Register for this tour by phone (800/328-VENT or 512/328-5221), or by downloading a tour registration form. Signed and completed forms can be faxed, mailed, or scanned and emailed to the VENT office.

Blue-crowned Motmot

Blue-crowned Motmot— Photo: David Ascanio

Visits two of the best areas of Costa Rica, with a remarkable cross section of tropical birds and habitats; comfortable accommodations and good food throughout; good birding right around each lodge; excellent introduction to Neotropical birding, plus many regional endemics.

The highlight of our tour will be our visit to the Caribbean lowlands and the world-famous La Selva OTS Field Station. Here, amidst the tall lowland rainforest, second-growth, and open country, nearly 400 species of birds have been found. Brilliant parrots, trogons, jacamars, toucans, and tanagers grab one’s attention at first, but we will also come to appreciate the more somberly-clad woodcreepers, antbirds, flycatchers, and wrens.

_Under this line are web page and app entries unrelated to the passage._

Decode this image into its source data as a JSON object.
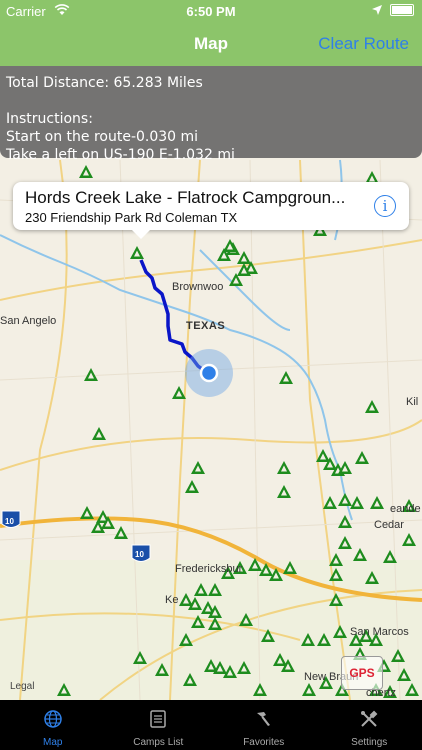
{
  "status_bar": {
    "carrier": "Carrier",
    "time": "6:50 PM"
  },
  "nav": {
    "title": "Map",
    "clear_route": "Clear Route"
  },
  "route_info": {
    "total_distance": "Total Distance: 65.283 Miles",
    "instructions_label": "Instructions:",
    "steps": [
      "Start on the route-0.030 mi",
      "Take a left on US-190 E-1.032 mi"
    ]
  },
  "callout": {
    "name": "Hords Creek Lake - Flatrock Campgroun...",
    "address": "230 Friendship Park Rd Coleman TX"
  },
  "map_labels": {
    "brownwood": "Brownwoo",
    "texas": "TEXAS",
    "san_angelo": "San Angelo",
    "kil": "Kil",
    "leander": "eande",
    "cedar": "Cedar",
    "fredericksburg": "Fredericksbur",
    "ke": "Ke",
    "san_marcos": "San Marcos",
    "new_braunfels": "New Braun",
    "schertz": "chertz",
    "i10_a": "10",
    "i10_b": "10",
    "legal": "Legal"
  },
  "gps_button": "GPS",
  "tabs": [
    {
      "label": "Map",
      "icon": "globe-icon"
    },
    {
      "label": "Camps List",
      "icon": "list-icon"
    },
    {
      "label": "Favorites",
      "icon": "hammer-icon"
    },
    {
      "label": "Settings",
      "icon": "tools-icon"
    }
  ],
  "colors": {
    "nav": "#8cc56a",
    "accent": "#2f80e8",
    "route": "#0a16c8",
    "camp": "#1e8c1e"
  }
}
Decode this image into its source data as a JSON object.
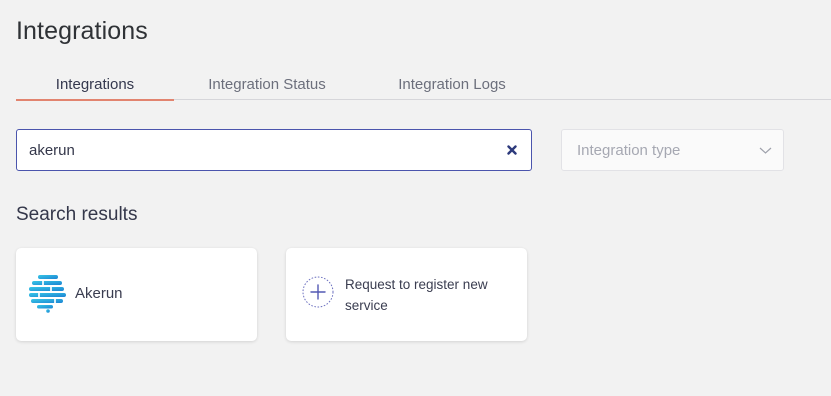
{
  "page": {
    "title": "Integrations"
  },
  "tabs": [
    {
      "label": "Integrations",
      "active": true
    },
    {
      "label": "Integration Status",
      "active": false
    },
    {
      "label": "Integration Logs",
      "active": false
    }
  ],
  "search": {
    "value": "akerun",
    "clear_icon": "close-icon"
  },
  "filter": {
    "placeholder": "Integration type",
    "icon": "chevron-down-icon"
  },
  "results": {
    "title": "Search results",
    "cards": [
      {
        "name": "Akerun",
        "icon": "akerun-logo"
      },
      {
        "label": "Request to register new service",
        "icon": "plus-icon"
      }
    ]
  },
  "colors": {
    "background": "#f2f2f2",
    "tab_active_underline": "#e2846f",
    "search_border": "#4b55ad",
    "brand_gradient_start": "#37c6e6",
    "brand_gradient_end": "#1c84d3"
  }
}
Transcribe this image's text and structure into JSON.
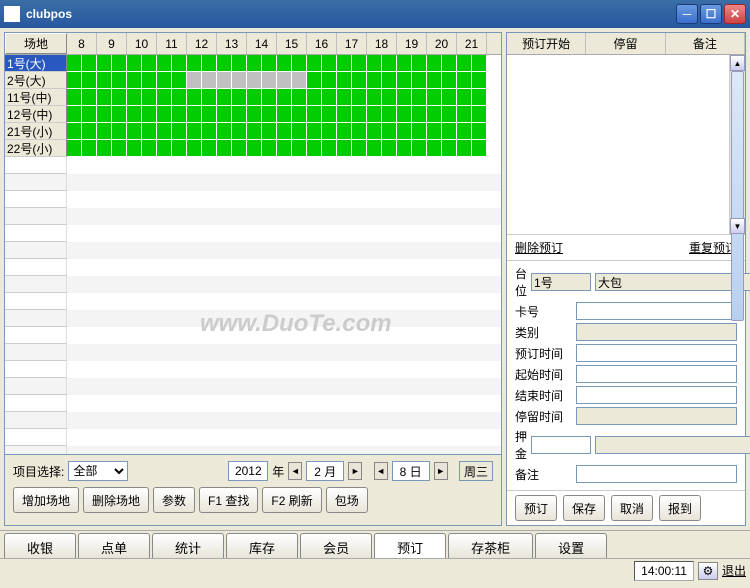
{
  "window": {
    "title": "clubpos"
  },
  "grid": {
    "header_first": "场地",
    "hours": [
      "8",
      "9",
      "10",
      "11",
      "12",
      "13",
      "14",
      "15",
      "16",
      "17",
      "18",
      "19",
      "20",
      "21"
    ],
    "rows": [
      {
        "name": "1号(大)",
        "selected": true,
        "slots": "ffffffffffffffffffffffffffff"
      },
      {
        "name": "2号(大)",
        "selected": false,
        "slots": "ffffffffbbbbbbbbffffffffffff"
      },
      {
        "name": "11号(中)",
        "selected": false,
        "slots": "ffffffffffffffffffffffffffff"
      },
      {
        "name": "12号(中)",
        "selected": false,
        "slots": "ffffffffffffffffffffffffffff"
      },
      {
        "name": "21号(小)",
        "selected": false,
        "slots": "ffffffffffffffffffffffffffff"
      },
      {
        "name": "22号(小)",
        "selected": false,
        "slots": "ffffffffffffffffffffffffffff"
      }
    ]
  },
  "rightPanel": {
    "headers": [
      "预订开始",
      "停留",
      "备注"
    ],
    "delete_link": "删除预订",
    "repeat_link": "重复预订"
  },
  "form": {
    "labels": {
      "seat": "台位",
      "card": "卡号",
      "type": "类别",
      "book_time": "预订时间",
      "start_time": "起始时间",
      "end_time": "结束时间",
      "stay_time": "停留时间",
      "deposit": "押金",
      "remark": "备注"
    },
    "seat_value": "1号",
    "seat_type": "大包"
  },
  "rightButtons": {
    "book": "预订",
    "save": "保存",
    "cancel": "取消",
    "report": "报到"
  },
  "leftControls": {
    "project_label": "项目选择:",
    "project_value": "全部",
    "year": "2012",
    "year_suffix": "年",
    "month": "2 月",
    "day": "8 日",
    "weekday": "周三"
  },
  "leftButtons": {
    "add_venue": "增加场地",
    "del_venue": "删除场地",
    "params": "参数",
    "find": "F1 查找",
    "refresh": "F2 刷新",
    "baochang": "包场"
  },
  "tabs": [
    "收银",
    "点单",
    "统计",
    "库存",
    "会员",
    "预订",
    "存茶柜",
    "设置"
  ],
  "active_tab": 5,
  "status": {
    "time": "14:00:11",
    "exit": "退出"
  },
  "watermark": "www.DuoTe.com"
}
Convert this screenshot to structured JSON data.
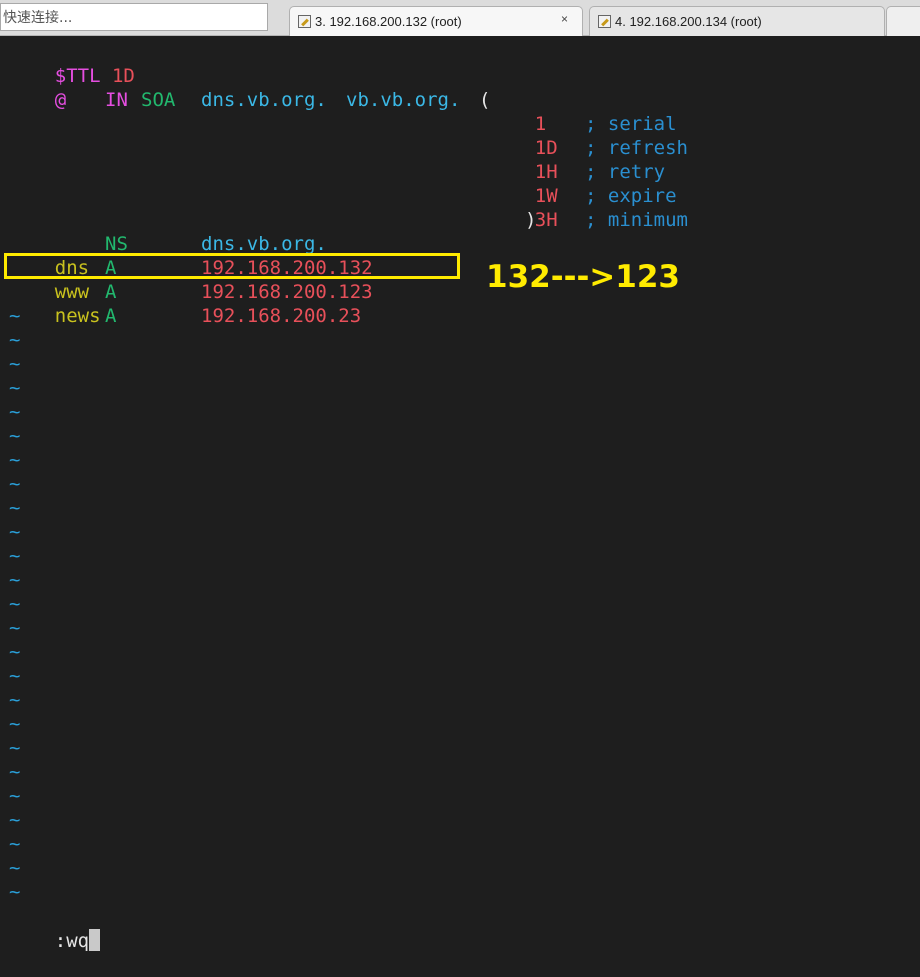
{
  "toolbar": {
    "quick_connect_placeholder": "快速连接..."
  },
  "tabs": [
    {
      "label": "3. 192.168.200.132 (root)",
      "active": true,
      "close": "×"
    },
    {
      "label": "4. 192.168.200.134 (root)",
      "active": false
    }
  ],
  "editor": {
    "l1": {
      "ttl": "$TTL",
      "val": "1D"
    },
    "l2": {
      "at": "@",
      "in": "IN",
      "soa": "SOA",
      "ns": "dns.vb.org.",
      "mail": "vb.vb.org.",
      "paren": "("
    },
    "soa_fields": [
      {
        "value": "1",
        "comment": "; serial"
      },
      {
        "value": "1D",
        "comment": "; refresh"
      },
      {
        "value": "1H",
        "comment": "; retry"
      },
      {
        "value": "1W",
        "comment": "; expire"
      },
      {
        "value": "3H",
        "close": ")",
        "comment": "; minimum"
      }
    ],
    "ns_record": {
      "type": "NS",
      "target": "dns.vb.org."
    },
    "records": [
      {
        "name": "dns",
        "type": "A",
        "ip": "192.168.200.132"
      },
      {
        "name": "www",
        "type": "A",
        "ip": "192.168.200.123"
      },
      {
        "name": "news",
        "type": "A",
        "ip": "192.168.200.23"
      }
    ],
    "tilde": "~",
    "command": ":wq"
  },
  "annotation": {
    "text": "132--->123",
    "color": "#ffeb00"
  },
  "colors": {
    "background": "#1e1e1e",
    "keyword": "#e54ee0",
    "number": "#e8505a",
    "type": "#22b86e",
    "domain": "#3bb8e6",
    "name": "#c9c21e",
    "highlight": "#ffeb00"
  }
}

We will also visit the temperate forests on Cerro de la Muerte. This environment is home to more regional endemics than any other part of the country, and distinctive species like the Sulphur-winged Parakeet, Long-tailed Silky-flycatcher, Flame-throated Warbler, Collared Redstart, and Large-footed Finch are typical. The fabulous Resplendent Quetzal is found throughout these forests.

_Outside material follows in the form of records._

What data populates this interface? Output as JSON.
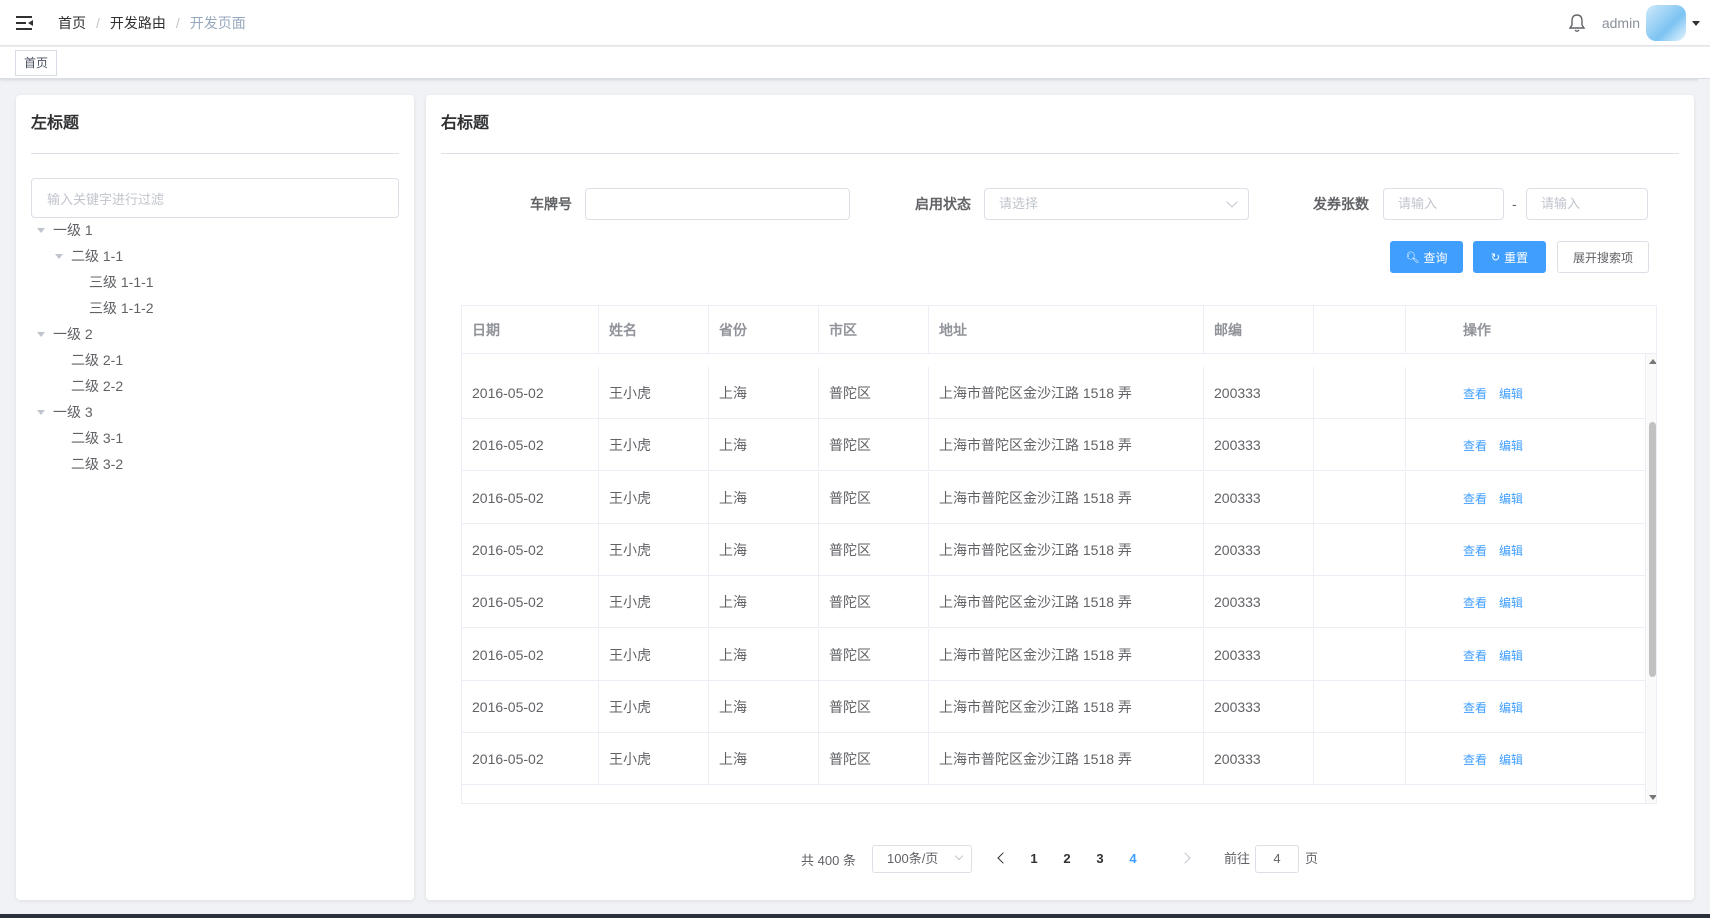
{
  "header": {
    "breadcrumb": [
      "首页",
      "开发路由",
      "开发页面"
    ],
    "username": "admin"
  },
  "tags": {
    "active": "首页"
  },
  "left": {
    "title": "左标题",
    "filter_placeholder": "输入关键字进行过滤",
    "tree": [
      {
        "label": "一级 1",
        "level": 0,
        "expanded": true
      },
      {
        "label": "二级 1-1",
        "level": 1,
        "expanded": true
      },
      {
        "label": "三级 1-1-1",
        "level": 2,
        "expanded": false
      },
      {
        "label": "三级 1-1-2",
        "level": 2,
        "expanded": false
      },
      {
        "label": "一级 2",
        "level": 0,
        "expanded": true
      },
      {
        "label": "二级 2-1",
        "level": 1,
        "expanded": false
      },
      {
        "label": "二级 2-2",
        "level": 1,
        "expanded": false
      },
      {
        "label": "一级 3",
        "level": 0,
        "expanded": true
      },
      {
        "label": "二级 3-1",
        "level": 1,
        "expanded": false
      },
      {
        "label": "二级 3-2",
        "level": 1,
        "expanded": false
      }
    ]
  },
  "right": {
    "title": "右标题",
    "search": {
      "plate_label": "车牌号",
      "plate_value": "",
      "status_label": "启用状态",
      "status_placeholder": "请选择",
      "count_label": "发券张数",
      "count_from_placeholder": "请输入",
      "count_to_placeholder": "请输入",
      "range_sep": "-",
      "query_button": "查询",
      "reset_button": "重置",
      "expand_button": "展开搜索项"
    },
    "table": {
      "columns": [
        "日期",
        "姓名",
        "省份",
        "市区",
        "地址",
        "邮编",
        "",
        "操作"
      ],
      "rows": [
        [
          "2016-05-02",
          "王小虎",
          "上海",
          "普陀区",
          "上海市普陀区金沙江路 1518 弄",
          "200333"
        ],
        [
          "2016-05-02",
          "王小虎",
          "上海",
          "普陀区",
          "上海市普陀区金沙江路 1518 弄",
          "200333"
        ],
        [
          "2016-05-02",
          "王小虎",
          "上海",
          "普陀区",
          "上海市普陀区金沙江路 1518 弄",
          "200333"
        ],
        [
          "2016-05-02",
          "王小虎",
          "上海",
          "普陀区",
          "上海市普陀区金沙江路 1518 弄",
          "200333"
        ],
        [
          "2016-05-02",
          "王小虎",
          "上海",
          "普陀区",
          "上海市普陀区金沙江路 1518 弄",
          "200333"
        ],
        [
          "2016-05-02",
          "王小虎",
          "上海",
          "普陀区",
          "上海市普陀区金沙江路 1518 弄",
          "200333"
        ],
        [
          "2016-05-02",
          "王小虎",
          "上海",
          "普陀区",
          "上海市普陀区金沙江路 1518 弄",
          "200333"
        ],
        [
          "2016-05-02",
          "王小虎",
          "上海",
          "普陀区",
          "上海市普陀区金沙江路 1518 弄",
          "200333"
        ]
      ],
      "actions": [
        "查看",
        "编辑"
      ]
    },
    "pagination": {
      "total": "共 400 条",
      "page_size": "100条/页",
      "pages": [
        "1",
        "2",
        "3",
        "4"
      ],
      "current": "4",
      "goto_prefix": "前往",
      "goto_value": "4",
      "goto_suffix": "页"
    }
  },
  "colors": {
    "primary": "#409eff",
    "text": "#606266",
    "border": "#dcdfe6"
  }
}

The tour ends with a boat trip along the Sarapiqui and San Juan rivers where we have seen riverine forest species such as Green Ibis or Buff-rumped Warbler as we look for a fruiting tree that will allow views of other bird species.

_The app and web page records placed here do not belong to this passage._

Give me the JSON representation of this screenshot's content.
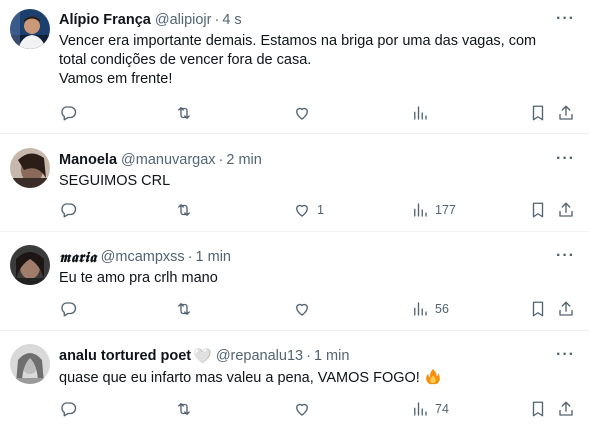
{
  "tweets": [
    {
      "name": "Alípio França",
      "handle": "@alipiojr",
      "separator": "·",
      "time": "4 s",
      "text_lines": [
        "Vencer era importante demais. Estamos na briga por uma das vagas, com",
        "total condições de vencer fora de casa.",
        "Vamos em frente!"
      ],
      "likes": "",
      "views": ""
    },
    {
      "name": "Manoela",
      "handle": "@manuvargax",
      "separator": "·",
      "time": "2 min",
      "text_lines": [
        "SEGUIMOS CRL"
      ],
      "likes": "1",
      "views": "177"
    },
    {
      "name": "𝖒𝖆𝖗𝖎𝖆",
      "handle": "@mcampxss",
      "separator": "·",
      "time": "1 min",
      "text_lines": [
        "Eu te amo pra crlh mano"
      ],
      "likes": "",
      "views": "56"
    },
    {
      "name": "analu tortured poet",
      "name_badge": "🤍",
      "handle": "@repanalu13",
      "separator": "·",
      "time": "1 min",
      "text_lines": [
        "quase que eu infarto mas valeu a pena, VAMOS FOGO!"
      ],
      "text_emoji": "fire-emoji",
      "likes": "",
      "views": "74"
    }
  ],
  "icons": [
    "reply-icon",
    "retweet-icon",
    "like-icon",
    "views-icon",
    "bookmark-icon",
    "share-icon",
    "more-icon"
  ],
  "colors": {
    "text": "#0f1419",
    "secondary": "#536471",
    "divider": "#eff3f4"
  }
}
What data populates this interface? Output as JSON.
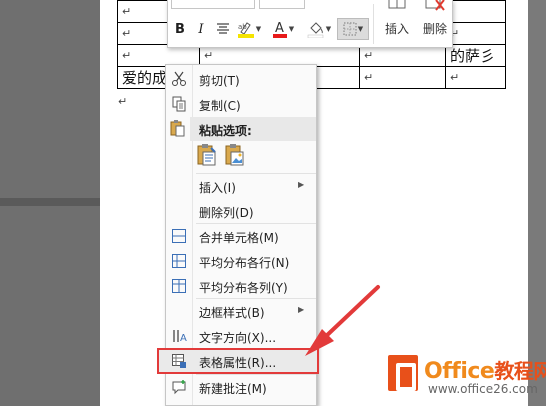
{
  "document": {
    "cells": {
      "r1c1": "↵",
      "r2c1": "↵",
      "r2c2": "↵",
      "r2c3": "↵",
      "r2c4": "↵",
      "r3c1": "↵",
      "r3c2": "↵",
      "r3c3": "↵",
      "r3c4": "的萨彡",
      "r4c1": "爱的成",
      "r4c2": "↵",
      "r4c3": "↵",
      "r4c4": "↵"
    },
    "paragraph_mark": "↵"
  },
  "mini_toolbar": {
    "bold": "B",
    "italic": "I",
    "font_color_glyph": "A",
    "highlight_color": "#f5e400",
    "font_color": "#e81a1a",
    "insert_label": "插入",
    "delete_label": "删除"
  },
  "context_menu": {
    "items": [
      {
        "label": "剪切(T)",
        "icon": "scissors-icon"
      },
      {
        "label": "复制(C)",
        "icon": "copy-icon"
      },
      {
        "label": "粘贴选项:",
        "icon": "paste-icon"
      },
      {
        "label": "插入(I)",
        "icon": ""
      },
      {
        "label": "删除列(D)",
        "icon": ""
      },
      {
        "label": "合并单元格(M)",
        "icon": "merge-cells-icon"
      },
      {
        "label": "平均分布各行(N)",
        "icon": "distribute-rows-icon"
      },
      {
        "label": "平均分布各列(Y)",
        "icon": "distribute-columns-icon"
      },
      {
        "label": "边框样式(B)",
        "icon": ""
      },
      {
        "label": "文字方向(X)...",
        "icon": "text-direction-icon"
      },
      {
        "label": "表格属性(R)...",
        "icon": "table-properties-icon"
      },
      {
        "label": "新建批注(M)",
        "icon": "new-comment-icon"
      }
    ]
  },
  "annotation_color": "#e23a3a",
  "logo": {
    "brand_latin": "Office",
    "brand_cn": "教程网",
    "url": "www.office26.com"
  }
}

Good accommodations and food throughout; travel by bus but no lengthy drives; moderate walking, mostly in easy terrain; midday breaks on many days; pleasantly cool to hot and humid temperatures.

VIDEO Slideshow: Costa Rica Relaxed & Easy 2015, by David Ascanio (Please note a minor mistake: the species called Masked Crimson Tanager is actually a Crimson-collared Tanager. Both species are in the same genus (Ramphocelus), but they are allopatric. Masked Crimson Tanager is found in Bolivia, Brazil, Colombia, Ecuador, and Peru. The Crimson-collared Tanager is restricted to Central America.)